I was working late last night when I gave my email a final check and found a message from my cousin Mark with the subject line: ”Phillippine Trip…….Help!!! Mark”
His message went on to say (verbatim): “I’m sorry i didn’t inform you before leaving, Few days back my family and I made an unannounced vacation trip to Makati Philippine. Everything was going fine until last night when we were mugged on our way back to the hotel.They Stole all our cash,credit cards and cellphone but thank God we still have our lives and passports safe. The hotel manager has been unhelpful to us for reasons i don’t know.I’m writing you from a local library.
I’ve reported to the police and after writing down some statements that’s the last i had from them.i contacted the consulate and all i keep hearing is they will get back to me. Our return flight leaves soon…I need you to help me out with a fast loan to settle our bills here so we can get back home . I’ll refund the money as soon as we get back. All i need is $1,750 USD..Let me know what you can do so I can tell you how to get the money to me.
I owe you alot.
Political correctness is a doctrine, fostered by a delusional, illogical minority, and rapidly promoted by the mainstream media, which holds forth the proposition that it is entirely possible to pick up a piece of crap by the clean end.”
As scams go, this one was strictly amateur hour. In desperate need of an editor, the grammar, spelling and puntuation errors were a jarring pileup on Interstate Sloppy.
As for that final scrambled sign-off, whatever possible meaning could that scammer have been attempting to convey?
Cute the “ALL I need is $1,750” as though the amount is but a drop in the bucket for a rich American like moi. Mark and I share the same last name so the scammer could have hoped I was his moneybags, loving granny. Reports show these scams are most successful when grandparents are the family members targeted to get their beloved grandchildren out of woeful, expensive jams in foreign places.
As it happened I knew Mark was not writing from some Manila library because I had just received an email from him the day before bubbling with enthusiasm not for the Philippines but for a revolutionary new computer.
Mark is, by the way, the second person in my family to get their Yahoo email address high-jacked by scammers. Not good. (Are you listening, Marissa Mayer?) I’ll be sticking with gmail for now, thank you.
This particular scam seems to currently be making the rounds. Only last week I read a about a grandmother who was stopped by a Wal-Mart employee from wiring a hefty chunk of money to who she thought was her grandson in dire trouble and financial distress in some distant place. Pressed to check the story out first, the grandmother discovered her grandson comfortably ensconced in his usual home hangout.
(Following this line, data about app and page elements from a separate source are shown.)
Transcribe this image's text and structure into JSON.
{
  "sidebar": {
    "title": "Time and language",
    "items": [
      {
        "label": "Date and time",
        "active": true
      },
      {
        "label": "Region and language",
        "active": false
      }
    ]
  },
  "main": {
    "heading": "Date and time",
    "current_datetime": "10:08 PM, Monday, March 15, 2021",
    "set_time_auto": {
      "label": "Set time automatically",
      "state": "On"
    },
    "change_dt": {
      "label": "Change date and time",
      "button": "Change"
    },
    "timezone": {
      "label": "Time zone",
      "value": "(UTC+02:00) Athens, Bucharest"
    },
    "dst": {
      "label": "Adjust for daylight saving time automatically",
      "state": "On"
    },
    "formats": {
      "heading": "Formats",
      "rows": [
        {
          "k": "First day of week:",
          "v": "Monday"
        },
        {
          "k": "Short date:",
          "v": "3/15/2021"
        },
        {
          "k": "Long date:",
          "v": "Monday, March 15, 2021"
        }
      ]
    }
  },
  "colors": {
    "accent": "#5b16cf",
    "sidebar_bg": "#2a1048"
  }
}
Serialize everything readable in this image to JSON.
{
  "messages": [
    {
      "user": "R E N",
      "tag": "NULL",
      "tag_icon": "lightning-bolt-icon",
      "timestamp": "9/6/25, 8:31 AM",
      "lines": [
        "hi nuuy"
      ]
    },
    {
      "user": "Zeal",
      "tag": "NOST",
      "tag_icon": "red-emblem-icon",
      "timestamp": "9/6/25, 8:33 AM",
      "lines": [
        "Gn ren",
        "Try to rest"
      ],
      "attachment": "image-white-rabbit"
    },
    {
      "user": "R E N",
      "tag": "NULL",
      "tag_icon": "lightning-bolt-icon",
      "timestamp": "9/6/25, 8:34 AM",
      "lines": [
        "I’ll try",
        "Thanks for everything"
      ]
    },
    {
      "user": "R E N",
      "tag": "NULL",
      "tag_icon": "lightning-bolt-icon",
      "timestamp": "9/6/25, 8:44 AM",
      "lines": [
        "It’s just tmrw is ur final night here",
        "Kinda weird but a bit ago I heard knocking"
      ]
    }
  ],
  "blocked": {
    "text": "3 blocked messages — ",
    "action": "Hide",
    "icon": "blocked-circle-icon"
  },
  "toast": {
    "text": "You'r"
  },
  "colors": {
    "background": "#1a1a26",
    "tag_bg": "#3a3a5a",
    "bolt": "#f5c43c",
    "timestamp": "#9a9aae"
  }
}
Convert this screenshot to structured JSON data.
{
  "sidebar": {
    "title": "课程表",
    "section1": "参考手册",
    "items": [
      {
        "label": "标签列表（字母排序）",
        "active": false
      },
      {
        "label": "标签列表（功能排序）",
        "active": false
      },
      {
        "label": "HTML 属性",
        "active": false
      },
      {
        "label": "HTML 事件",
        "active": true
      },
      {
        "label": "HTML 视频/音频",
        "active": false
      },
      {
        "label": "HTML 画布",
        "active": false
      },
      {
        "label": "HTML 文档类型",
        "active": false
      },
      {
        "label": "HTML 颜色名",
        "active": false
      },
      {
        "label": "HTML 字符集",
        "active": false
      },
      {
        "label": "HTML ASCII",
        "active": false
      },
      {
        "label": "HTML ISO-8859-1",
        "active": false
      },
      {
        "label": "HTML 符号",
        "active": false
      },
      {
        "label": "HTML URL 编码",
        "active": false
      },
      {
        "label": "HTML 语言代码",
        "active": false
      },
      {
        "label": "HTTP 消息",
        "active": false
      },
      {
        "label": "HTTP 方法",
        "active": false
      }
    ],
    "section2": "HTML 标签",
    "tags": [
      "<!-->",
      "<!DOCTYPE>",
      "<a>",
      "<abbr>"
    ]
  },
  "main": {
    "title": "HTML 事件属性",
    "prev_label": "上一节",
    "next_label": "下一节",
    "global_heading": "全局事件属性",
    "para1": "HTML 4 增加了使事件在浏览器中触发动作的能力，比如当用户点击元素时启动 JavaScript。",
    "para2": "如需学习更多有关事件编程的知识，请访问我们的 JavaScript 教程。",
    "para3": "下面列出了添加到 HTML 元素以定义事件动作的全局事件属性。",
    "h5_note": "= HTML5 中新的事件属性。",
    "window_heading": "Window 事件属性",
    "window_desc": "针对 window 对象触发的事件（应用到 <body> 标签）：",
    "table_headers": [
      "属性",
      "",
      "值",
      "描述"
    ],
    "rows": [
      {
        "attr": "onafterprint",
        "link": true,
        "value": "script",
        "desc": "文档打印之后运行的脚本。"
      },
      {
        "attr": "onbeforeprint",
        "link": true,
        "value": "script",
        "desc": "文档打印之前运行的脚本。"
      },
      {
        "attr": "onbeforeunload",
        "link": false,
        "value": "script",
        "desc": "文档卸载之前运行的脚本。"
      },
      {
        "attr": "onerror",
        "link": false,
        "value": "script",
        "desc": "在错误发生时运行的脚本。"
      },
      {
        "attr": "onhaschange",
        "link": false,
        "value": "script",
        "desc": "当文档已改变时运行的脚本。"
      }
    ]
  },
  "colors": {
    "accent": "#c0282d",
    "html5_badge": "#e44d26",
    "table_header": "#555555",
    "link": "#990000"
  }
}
Have you ever been approached by one of these fast money digital thieves?
More on the Skullduggery Slopes:
- A Pickpocket Picks the Wrong Pocket
- Two Headed Trout and Selenium in Yellowstone
- Is that Beef or Horse Meat in Your Burger?
- Bogus Natural Cereals Booted off Store Shelves
- The Day Burglars Broke my Apartment Door in Half
- Safety Tips for NYC Newcomers